March 2015 (1), February 2015 (2), November 2014 (1), October 2014 (2), September 2014 (1), August 2014 (3), July 2014 (1), June 2014 (2), May 2014 (5), April 2014 (7), March 2014 (2), February 2014 (3), January 2014 (3), December 2013 (1), November 2013 (6), October 2013 (5), September 2013 (9), August 2013 (4), July 2013 (7), June 2013 (4), May 2013 (10), April 2013 (3), March 2013 (7), February 2013 (4), January 2013 (5), November 2012 (1), May 2012 (1), December 2011 (1)
Sep 28, 2013 —
By: Kara Schroader
A recent report from the Pew Research Center reveals interesting insights into the usage of libraries by younger Americans ages 16 to 29. This segment of the population represents a vital and vibrant constituency of the public library. Unexpectedly, the Pew Center discovered that young Americans are more likely than older Americans to use the actual library building as a physical space worthy of visiting. This under-30 population utilizes not only the library’s computers to go online, but also the designated lounging areas for studying and socializing with friends.
While many might believe the younger generations are moving away from print books, Pew research indicates that’s likely not the case. Although nearly all patrons in the 16 to 29 age group use the Internet and have access to electronic alternatives, the majority still borrow printed books from the library. In fact, younger Americans are more likely than older Americans to circulate physical books from the stacks.
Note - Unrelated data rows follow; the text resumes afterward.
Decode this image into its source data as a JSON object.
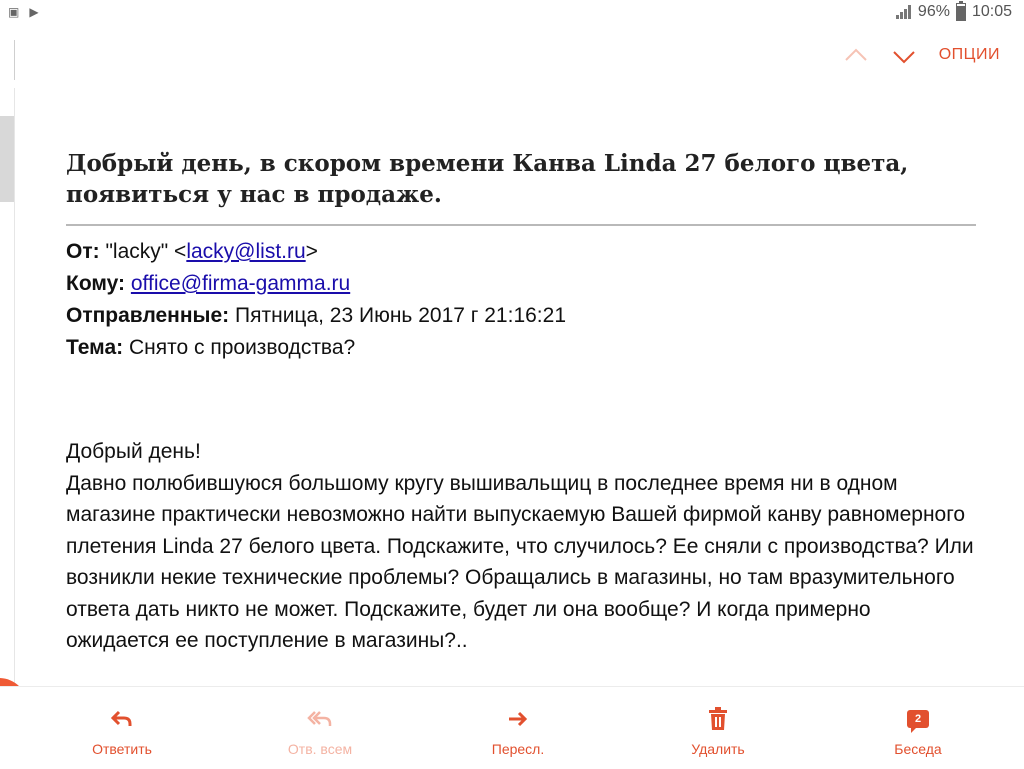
{
  "status": {
    "battery": "96%",
    "time": "10:05"
  },
  "toolbar": {
    "options_label": "ОПЦИИ"
  },
  "email": {
    "subject": "Добрый день, в скором времени Канва Linda 27 белого цвета, появиться у нас в продаже.",
    "from_label": "От:",
    "from_name": "\"lacky\" <",
    "from_email": "lacky@list.ru",
    "from_close": ">",
    "to_label": "Кому:",
    "to_email": "office@firma-gamma.ru",
    "sent_label": "Отправленные:",
    "sent_value": "Пятница, 23 Июнь 2017 г 21:16:21",
    "topic_label": "Тема:",
    "topic_value": "Снято с производства?",
    "body": [
      "Добрый день!",
      "Давно полюбившуюся большому кругу вышивальщиц в последнее время ни в одном магазине практически невозможно найти выпускаемую Вашей фирмой канву равномерного плетения Linda 27 белого цвета. Подскажите, что случилось? Ее сняли с производства? Или возникли некие технические проблемы? Обращались в магазины, но там вразумительного ответа дать никто не может. Подскажите, будет ли она вообще? И когда примерно ожидается ее поступление в магазины?.."
    ]
  },
  "bottom": {
    "reply": "Ответить",
    "reply_all": "Отв. всем",
    "forward": "Пересл.",
    "delete": "Удалить",
    "conversation": "Беседа",
    "conversation_count": "2"
  },
  "colors": {
    "accent": "#e2502e",
    "link": "#1a0dab"
  }
}
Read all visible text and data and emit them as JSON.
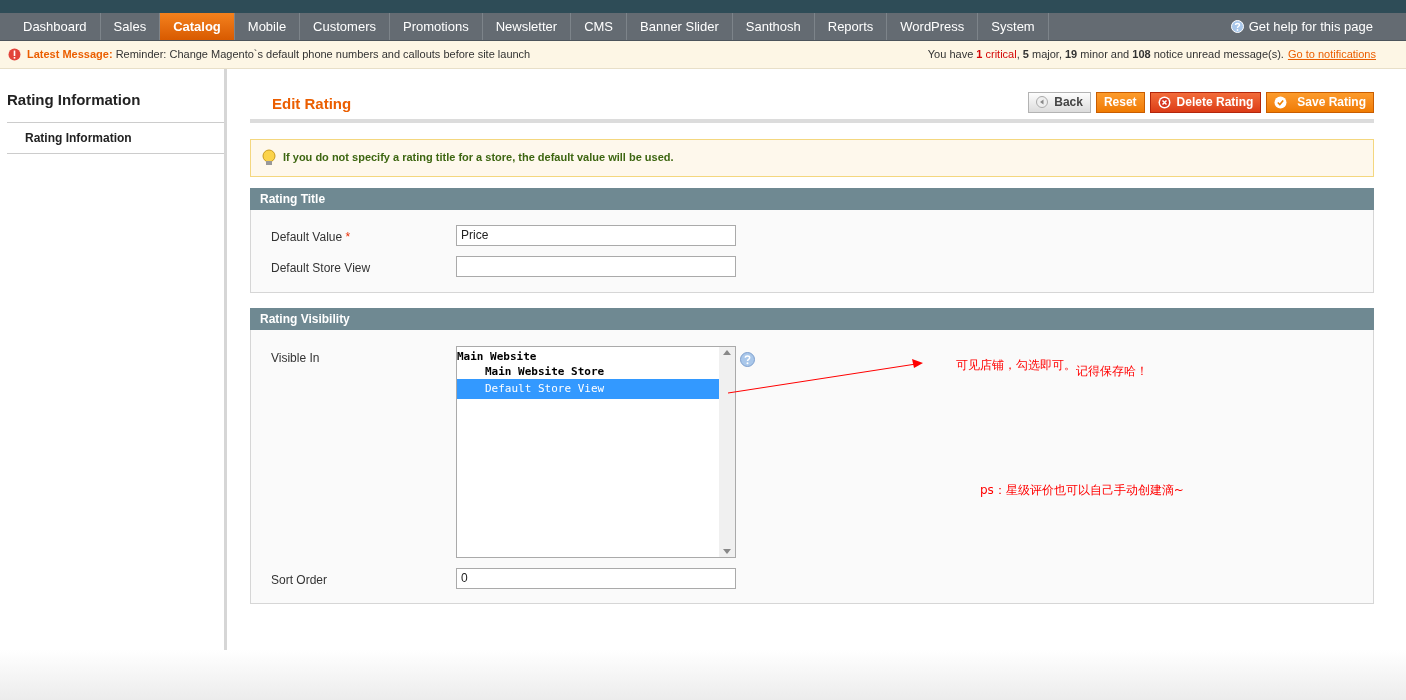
{
  "nav": {
    "tabs": [
      {
        "label": "Dashboard",
        "selected": false
      },
      {
        "label": "Sales",
        "selected": false
      },
      {
        "label": "Catalog",
        "selected": true
      },
      {
        "label": "Mobile",
        "selected": false
      },
      {
        "label": "Customers",
        "selected": false
      },
      {
        "label": "Promotions",
        "selected": false
      },
      {
        "label": "Newsletter",
        "selected": false
      },
      {
        "label": "CMS",
        "selected": false
      },
      {
        "label": "Banner Slider",
        "selected": false
      },
      {
        "label": "Santhosh",
        "selected": false
      },
      {
        "label": "Reports",
        "selected": false
      },
      {
        "label": "WordPress",
        "selected": false
      },
      {
        "label": "System",
        "selected": false
      }
    ],
    "help": "Get help for this page"
  },
  "message_bar": {
    "label": "Latest Message:",
    "text": "Reminder: Change Magento`s default phone numbers and callouts before site launch",
    "summary_prefix": "You have ",
    "summary_critical": "**1** critical",
    "summary_rest": ", **5** major, **19** minor and **108** notice unread message(s).",
    "link": "Go to notifications"
  },
  "sidebar": {
    "title": "Rating Information",
    "items": [
      {
        "label": "Rating Information",
        "selected": true
      }
    ]
  },
  "page_title": "Edit Rating",
  "buttons": [
    {
      "label": "Back",
      "kind": "back"
    },
    {
      "label": "Reset",
      "kind": "reset"
    },
    {
      "label": "Delete Rating",
      "kind": "delete"
    },
    {
      "label": "Save Rating",
      "kind": "save"
    }
  ],
  "notice": "If you do not specify a rating title for a store, the default value will be used.",
  "rating_title": {
    "heading": "Rating Title",
    "fields": [
      {
        "label": "Default Value",
        "required_mark": "*",
        "value": "Price"
      },
      {
        "label": "Default Store View"
      }
    ]
  },
  "rating_visibility": {
    "heading": "Rating Visibility",
    "visible_label": "Visible In",
    "stores": [
      {
        "label": "Main Website",
        "selected": false,
        "children": [
          {
            "label": "Main Website Store",
            "selected": false,
            "children": [
              {
                "label": "Default Store View",
                "selected": true
              }
            ]
          }
        ]
      }
    ],
    "sort_label": "Sort Order",
    "sort_value": "0"
  },
  "annotations": [
    {
      "text": "可见店铺，勾选即可。"
    },
    {
      "text": "记得保存哈！"
    },
    {
      "text": "ps：星级评价也可以自己手动创建滴~"
    }
  ]
}
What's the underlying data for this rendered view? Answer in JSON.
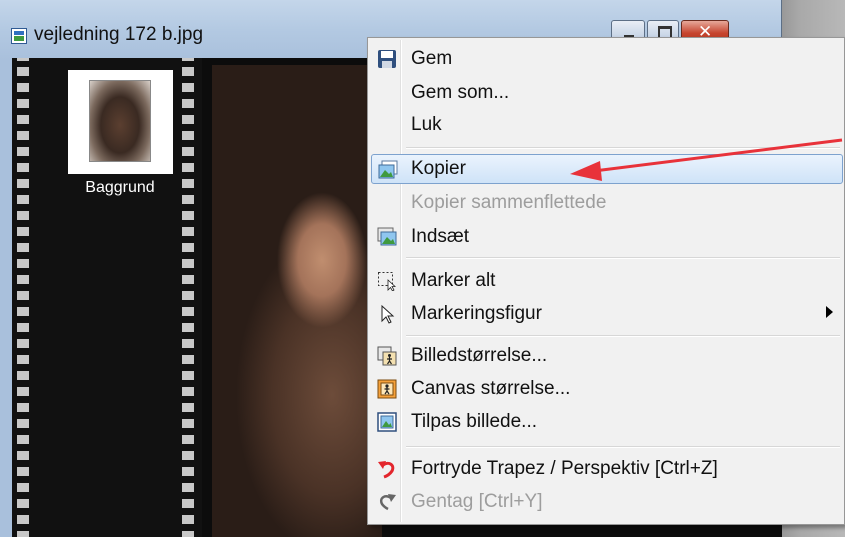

Many of these young adults are interested in upcoming library innovations, including apps for easier access to library services. However, this desire to incorporate the expansion of technology into the library doesn’t necessarily prevent young adults’ support of traditional library services. Very few support increased technology at the expense of removing physical books.
Young adults are a significant proportion of library users. Although this group is living in a digital age, they seem reluctant to completely give up the printed word.